Whether most your work comes from a governmental entity on a cost plus basis or you live your life one estimate at a time, establishing and allocating your indirect costs is imperative to generating timely and useful job cost reports and ultimately year-end financial statements.
These reports are necessary internally for budgeting and future estimating but also externally for banking and bonding purposes. For perspective, consider how your bonding agent reacts when they see significant swings in overhead costs consistent with the fluctuations in the amount of work being performed.
To help reduce these swings in overhead costs and ensure that job activity reflects all true costs of performing the work, the below steps can be used to establish an allocation method appropriate for the type of work you perform.
Knowing your software
Starting off, it’s important to know the capabilities of your software. Depending on the nature of your company, it may work to have a single allocation methodology.

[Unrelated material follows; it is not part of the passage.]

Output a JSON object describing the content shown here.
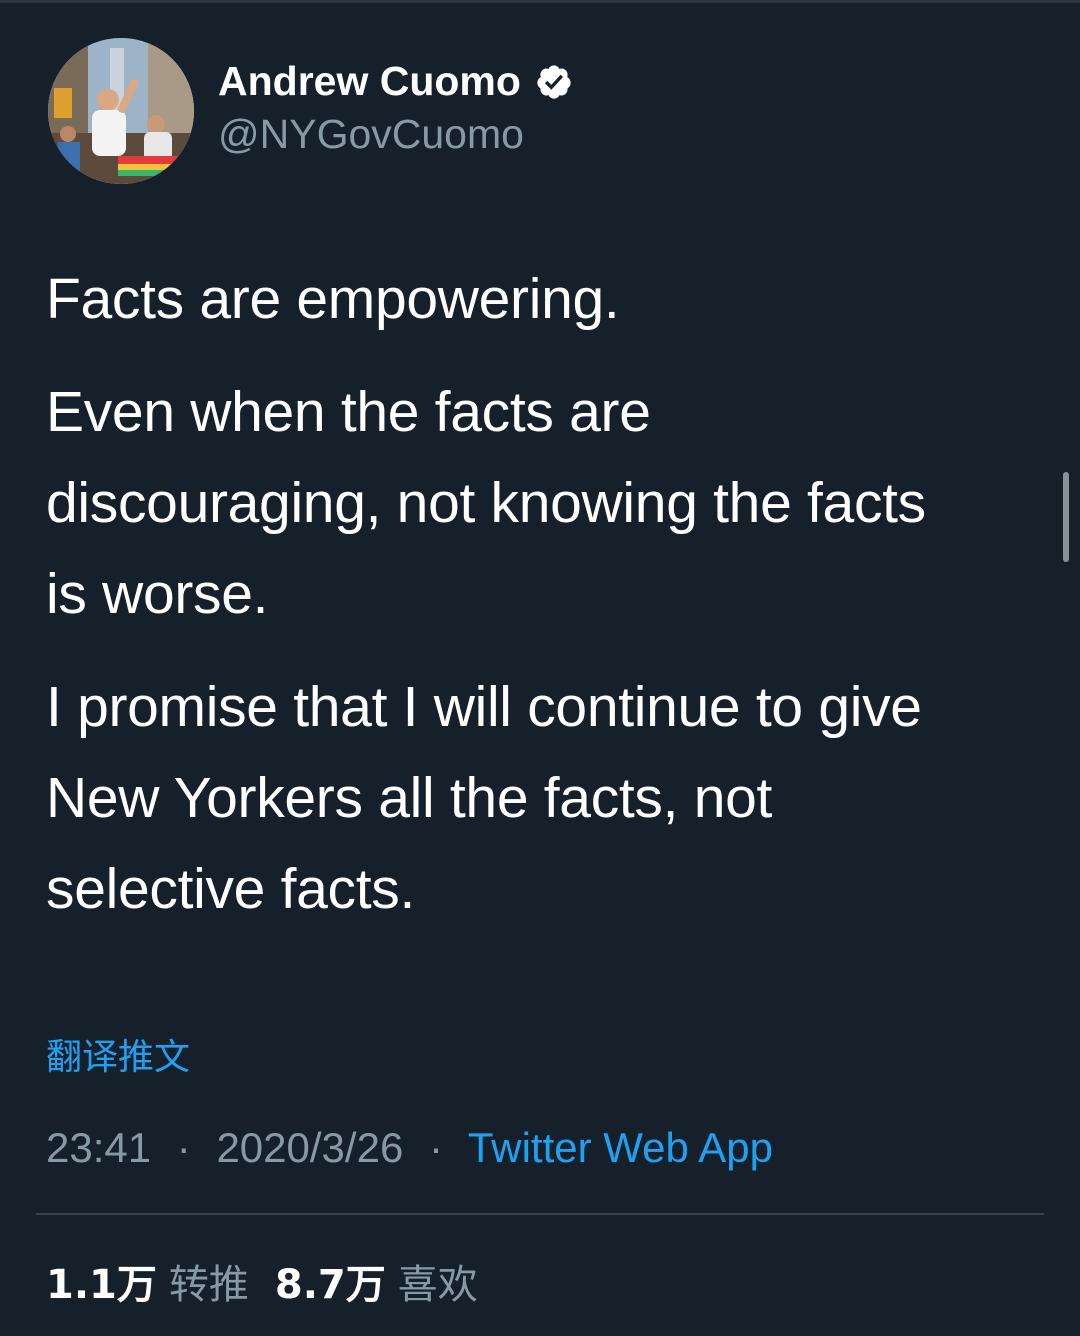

In other instances, multiple layers may be necessary. Understanding how your job cost tracking system works with your payroll system and how that all flows into your ERP is necessary to determine how specific you can get in your allocation methods.

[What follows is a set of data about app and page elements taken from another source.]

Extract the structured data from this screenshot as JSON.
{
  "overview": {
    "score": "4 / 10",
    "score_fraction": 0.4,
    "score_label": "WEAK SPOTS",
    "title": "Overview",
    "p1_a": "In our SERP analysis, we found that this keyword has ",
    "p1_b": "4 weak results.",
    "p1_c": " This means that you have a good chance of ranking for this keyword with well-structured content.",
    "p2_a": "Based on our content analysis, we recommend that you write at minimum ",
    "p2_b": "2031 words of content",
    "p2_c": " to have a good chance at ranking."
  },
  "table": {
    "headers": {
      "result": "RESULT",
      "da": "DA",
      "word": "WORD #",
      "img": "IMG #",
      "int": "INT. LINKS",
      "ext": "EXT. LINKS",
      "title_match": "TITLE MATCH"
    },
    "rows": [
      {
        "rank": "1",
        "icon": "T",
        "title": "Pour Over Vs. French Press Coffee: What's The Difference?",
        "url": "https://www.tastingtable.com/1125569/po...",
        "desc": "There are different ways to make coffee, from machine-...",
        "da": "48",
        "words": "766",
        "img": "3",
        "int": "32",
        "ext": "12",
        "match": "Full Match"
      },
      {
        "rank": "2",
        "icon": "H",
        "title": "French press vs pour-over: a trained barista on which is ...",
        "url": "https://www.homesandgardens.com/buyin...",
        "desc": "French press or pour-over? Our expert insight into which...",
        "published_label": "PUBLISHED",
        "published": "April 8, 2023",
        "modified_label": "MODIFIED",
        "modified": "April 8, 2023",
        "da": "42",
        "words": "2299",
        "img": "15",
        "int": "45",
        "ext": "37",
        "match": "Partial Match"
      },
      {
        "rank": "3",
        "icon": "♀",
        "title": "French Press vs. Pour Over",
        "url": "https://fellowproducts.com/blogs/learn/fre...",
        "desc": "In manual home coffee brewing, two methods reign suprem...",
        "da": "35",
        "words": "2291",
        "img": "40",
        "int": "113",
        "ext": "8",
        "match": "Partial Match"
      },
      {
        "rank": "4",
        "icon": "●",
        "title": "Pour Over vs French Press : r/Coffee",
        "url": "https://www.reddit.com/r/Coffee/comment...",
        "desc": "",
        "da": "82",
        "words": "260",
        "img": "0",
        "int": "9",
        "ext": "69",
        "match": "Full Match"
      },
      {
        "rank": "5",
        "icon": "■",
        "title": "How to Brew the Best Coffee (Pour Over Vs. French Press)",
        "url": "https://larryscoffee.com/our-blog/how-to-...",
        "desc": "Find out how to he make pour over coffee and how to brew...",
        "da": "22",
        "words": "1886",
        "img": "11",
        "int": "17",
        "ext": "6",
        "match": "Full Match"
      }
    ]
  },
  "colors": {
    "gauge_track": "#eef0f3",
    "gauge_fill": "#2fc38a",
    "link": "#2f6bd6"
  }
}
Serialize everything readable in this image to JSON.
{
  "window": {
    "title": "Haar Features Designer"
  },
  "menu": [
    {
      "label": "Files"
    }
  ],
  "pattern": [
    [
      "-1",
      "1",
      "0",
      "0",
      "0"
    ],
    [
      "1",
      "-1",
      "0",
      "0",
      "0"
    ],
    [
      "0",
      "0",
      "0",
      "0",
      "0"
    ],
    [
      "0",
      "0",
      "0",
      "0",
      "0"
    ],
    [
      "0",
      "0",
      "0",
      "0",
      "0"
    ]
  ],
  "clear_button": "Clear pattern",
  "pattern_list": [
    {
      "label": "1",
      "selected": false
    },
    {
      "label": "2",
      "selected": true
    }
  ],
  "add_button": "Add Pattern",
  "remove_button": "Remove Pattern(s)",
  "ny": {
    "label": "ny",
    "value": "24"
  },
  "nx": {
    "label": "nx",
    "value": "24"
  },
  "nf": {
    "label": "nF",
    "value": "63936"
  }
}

Knowing your business
The first step to allocating indirect costs is understanding how they are generated. A few examples of indirect cost drivers are:
- Direct labor hours
- Direct labor dollars
- Equipment hours
- Equipment dollars
- Total direct costs
Take some time to review your indirect costs and assess what is the core driver for any increase/decrease to those costs. For heavy highway contractors, the use of equipment hours might be the best methodology to track indirect depreciation, insurance and maintenance costs. For mechanical contractors with a service division, having multiple methodologies allocated by labor hours and/or dollars may be appropriate.
Knowing how much to allocate
This step can be the most difficult to set up, but once a good process is established, any changes can be easily implemented. When developing an understanding of how much to allocate, consider the following:
- How much project manager time is truly administrative rather than directly tied to specific jobs?
- How much of shop costs (including depreciation) can be allocated to supporting continuing job productivity?
- What portion of office depreciation, rent and utilities can be allocated to jobs? This is something that can be easily allocated consistent with the project manager’s cost.
- What labor burden costs can be allocated to jobs? Specifically, consider PTO, sick time, benefit plan contributions and expected bonuses for employees, in addition to the core insurance type costs.
- What depreciation and other vehicle costs can be directly allocated to a job?
When considering the above examples and looking at your own business, ask yourself which costs would only happen because there is work to be done and which costs would be necessary regardless of how busy you are. Those costs that would only exist because of outstanding projects should be part of your allocation consideration.
Calculating your indirect cost or burden rate
When considering the above factors and cost drivers, the next step is to calculate your indirect rate and allocate based on a consistent methodology. This rate should be reviewed on a regular basis, as factors that may have a significant impact on earlier estimations can change. While the presentation of an over- or under-allocated indirect cost is acceptable, revisiting your rate on a consistent basis can help reduce the impact of unexpected swings.
In assessing potential impacts to your indirect rate, consider changes to labor projections during the year on your insurance rates, allocation of project manager time in a season of overly difficult projects, and unexpected changes to the overall work environment. Specifically, consider how COVID-19 has had an impact on your insurance rates, labor hour budgets and home office costs.
Putting it all together
With a strong understanding of what your indirect costs are and how to best allocate them, the next step is to ensure that your jobs reflect these new costs. This needs to occur at all stages of the job between estimating, job performance and close-out.
Budgeting indirect costs from the onset is necessary to maintain consistent expectations for job progress through completion. Quite often, indirect costs are allocated as part of a year-end accounting adjustment, which can call into question the validity of earlier projections and interim job progress reports. To avoid any confusion as to what happened in a given job, explain any changes in your allocation methodology up front so they know what to expect.
Federal Acquisition Regulations
No article on indirect cost allocation would be complete without discussing everyone’s favorite Federal Acquisition Regulations. We’re not going to dive too deep here. It’s just important to note that, while the information in this article is applicable to all contractors, there is an additional level of complexity when entering into contracts subject to the Federal Acquisition Regulations.
Ready to change your indirect cost allocation methods?
Having an accurate and easy-to-update method of allocating indirect costs can be very complicated the first time through. In addition to potential issues above, it can be difficult to get others in your organization to accept changes to methodologies that have been in place for years. Also, looking at what allocating costs can do to “known” job margins can result in a little sticker shock.
In spite of these potential issues, having a better understanding of what your jobs truly cost will allow for stronger cash flow projections, individual job estimations and more consistent financial statement reporting.
Busy but broke? Use standard costing to profit in construction
How cybercriminals are targeting construction companies — and how to prevent it
Why construction accounting is like a car
Commercial real estate assessments: Are you paying too much in real estate taxes?